Acclaimed musical ensemble Imani Winds will present a concert this fall as part of a high-impact residency that will include master classes with students.
The ensemble's quarter-century career is distinguished by two Grammy Award nominations and performances at prestigious global festivals and in some of the world’s most prestigious venues, including Carnegie Hall and the Lincoln and Kennedy Centers. The multiple-award-winning ensemble also is represented in the music section of the Smithsonian National Museum of African American History and Culture.
Imani Winds is well-known for expressive and imaginative collaborations that engage wide-ranging audiences with traditional chamber music and new works. The commissions are key because of the limited scope of traditional chamber music.
Recognizing the need to expand the language and reference points of classical music, Imani Winds established the Legacy Commissioning Project, with an original goal of commissioning 10 composers of color in celebration of the ensemble's 10th anniversary. Sixteen years later, the commissions continue. Recent projects include a Jessie Montgomery composition inspired by her great-grandfather’s migration North, music by Andy Akiho reflecting on mass incarceration and a work by Carlos Simon celebrating iconic figures of the African American community.
Imani Winds begins its Dickinson residency with a Nov. 5 concert presenting that work by Simon, as well as music by composers Damien Geter, Paquito D’Rivera, Wayne Shorter, Andy Akiho and Billy Taylor. During the rest of its stay on campus, the ensemble will join the Dickinson community in master classes and composition readings. Imani Winds will also work with students and faculty to deliver outreach programs within local public schools.

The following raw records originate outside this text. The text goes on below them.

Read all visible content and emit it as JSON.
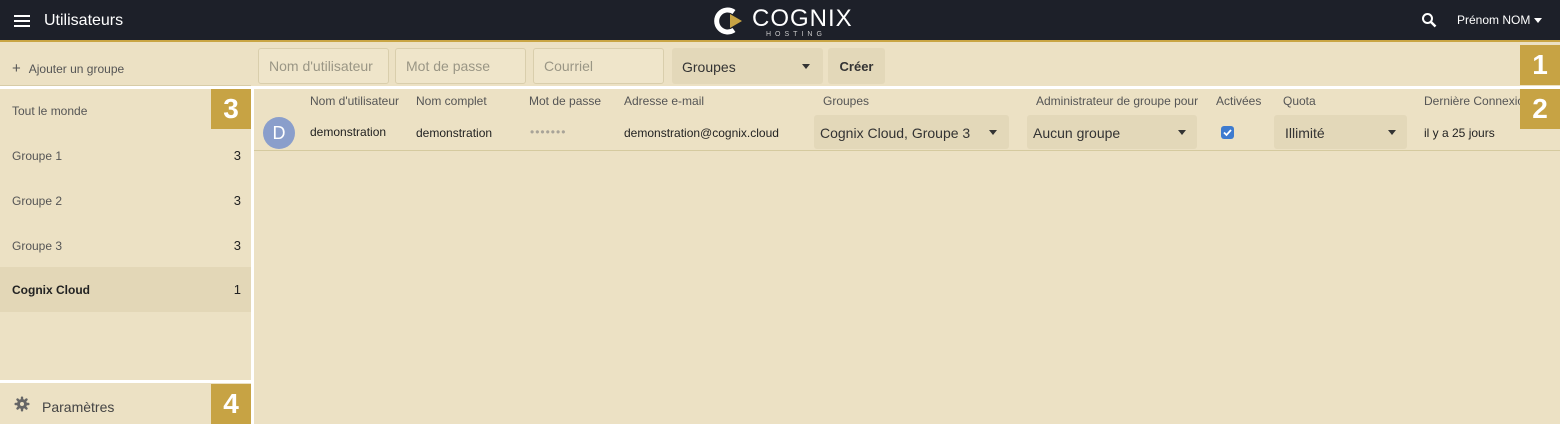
{
  "header": {
    "title": "Utilisateurs",
    "logo_text": "COGNIX",
    "logo_subtext": "HOSTING",
    "user_name": "Prénom NOM"
  },
  "sidebar": {
    "add_group_label": "Ajouter un groupe",
    "items": [
      {
        "label": "Tout le monde",
        "count": ""
      },
      {
        "label": "Groupe 1",
        "count": "3"
      },
      {
        "label": "Groupe 2",
        "count": "3"
      },
      {
        "label": "Groupe 3",
        "count": "3"
      },
      {
        "label": "Cognix Cloud",
        "count": "1"
      }
    ],
    "settings_label": "Paramètres"
  },
  "toolbar": {
    "username_placeholder": "Nom d'utilisateur",
    "password_placeholder": "Mot de passe",
    "email_placeholder": "Courriel",
    "groups_label": "Groupes",
    "create_label": "Créer"
  },
  "table": {
    "headers": {
      "username": "Nom d'utilisateur",
      "fullname": "Nom complet",
      "password": "Mot de passe",
      "email": "Adresse e-mail",
      "groups": "Groupes",
      "admin": "Administrateur de groupe pour",
      "enabled": "Activées",
      "quota": "Quota",
      "last_login": "Dernière Connexion"
    },
    "rows": [
      {
        "avatar": "D",
        "username": "demonstration",
        "fullname": "demonstration",
        "password": "•••••••",
        "email": "demonstration@cognix.cloud",
        "groups": "Cognix Cloud, Groupe 3",
        "admin": "Aucun groupe",
        "enabled": true,
        "quota": "Illimité",
        "last_login": "il y a 25 jours"
      }
    ]
  },
  "badges": {
    "b1": "1",
    "b2": "2",
    "b3": "3",
    "b4": "4"
  },
  "colors": {
    "header_bg": "#1d2029",
    "accent_gold": "#c7a344",
    "content_bg": "#ece1c4",
    "avatar": "#8a9ecb",
    "checkbox": "#3e7bcf"
  }
}
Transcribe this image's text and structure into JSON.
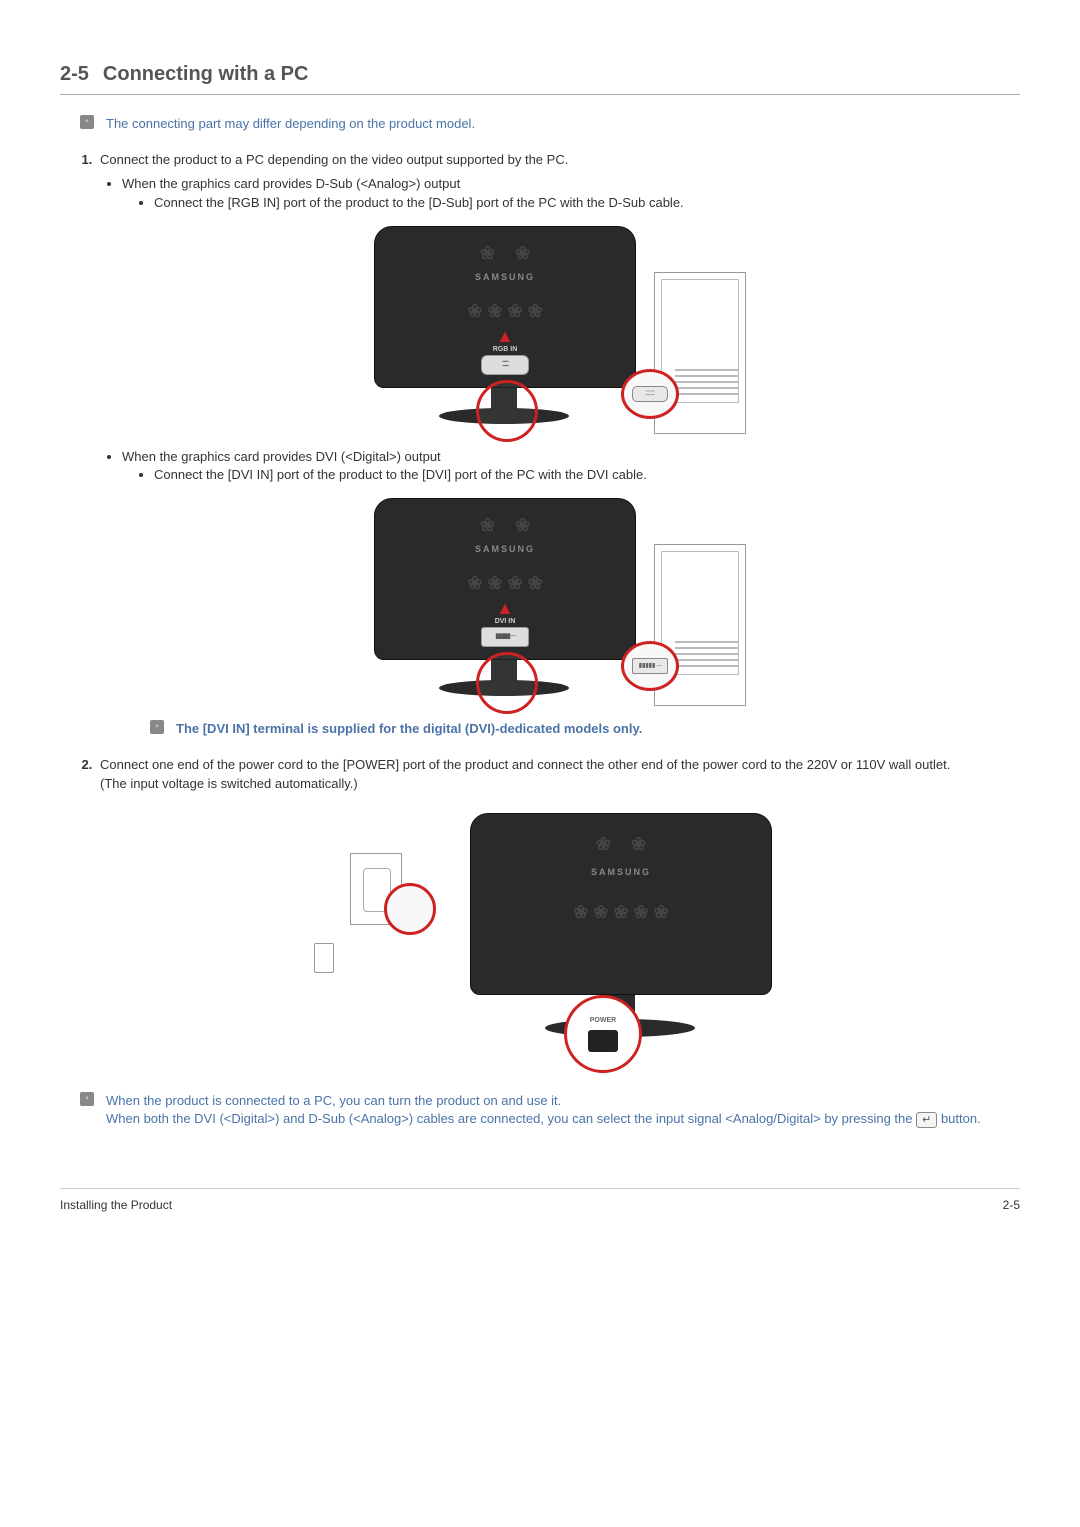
{
  "header": {
    "section_number": "2-5",
    "title": "Connecting with a PC"
  },
  "notes": {
    "model_differ": "The connecting part may differ depending on the product model.",
    "dvi_only": "The [DVI IN] terminal is supplied for the digital (DVI)-dedicated models only.",
    "final_note_line1": "When the product is connected to a PC, you can turn the product on and use it.",
    "final_note_line2a": "When both the DVI (<Digital>) and D-Sub (<Analog>) cables are connected, you can select the input signal <Analog/Digital> by pressing the ",
    "final_note_line2b": " button."
  },
  "steps": {
    "step1": "Connect the product to a PC depending on the video output supported by the PC.",
    "step1_sub_a": "When the graphics card provides D-Sub (<Analog>) output",
    "step1_sub_a_sub": "Connect the [RGB IN] port of the product to the [D-Sub] port of the PC with the D-Sub cable.",
    "step1_sub_b": "When the graphics card provides DVI (<Digital>) output",
    "step1_sub_b_sub": "Connect the [DVI IN] port of the product to the [DVI] port of the PC with the DVI cable.",
    "step2_a": "Connect one end of the power cord to the [POWER] port of the product and connect the other end of the power cord to the 220V or 110V wall outlet.",
    "step2_b": "(The input voltage is switched automatically.)"
  },
  "labels": {
    "brand": "SAMSUNG",
    "rgb_in": "RGB IN",
    "dvi_in": "DVI IN",
    "power": "POWER",
    "enter_glyph": "↵",
    "vga_dots": "⁚⁚⁚⁚⁚",
    "dvi_dots": "▮▮▮▮▮ ─"
  },
  "footer": {
    "left": "Installing the Product",
    "right": "2-5"
  }
}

Learn more about upcoming public arts events through Dickinson’s Calendar of Arts.
Published October 18, 2023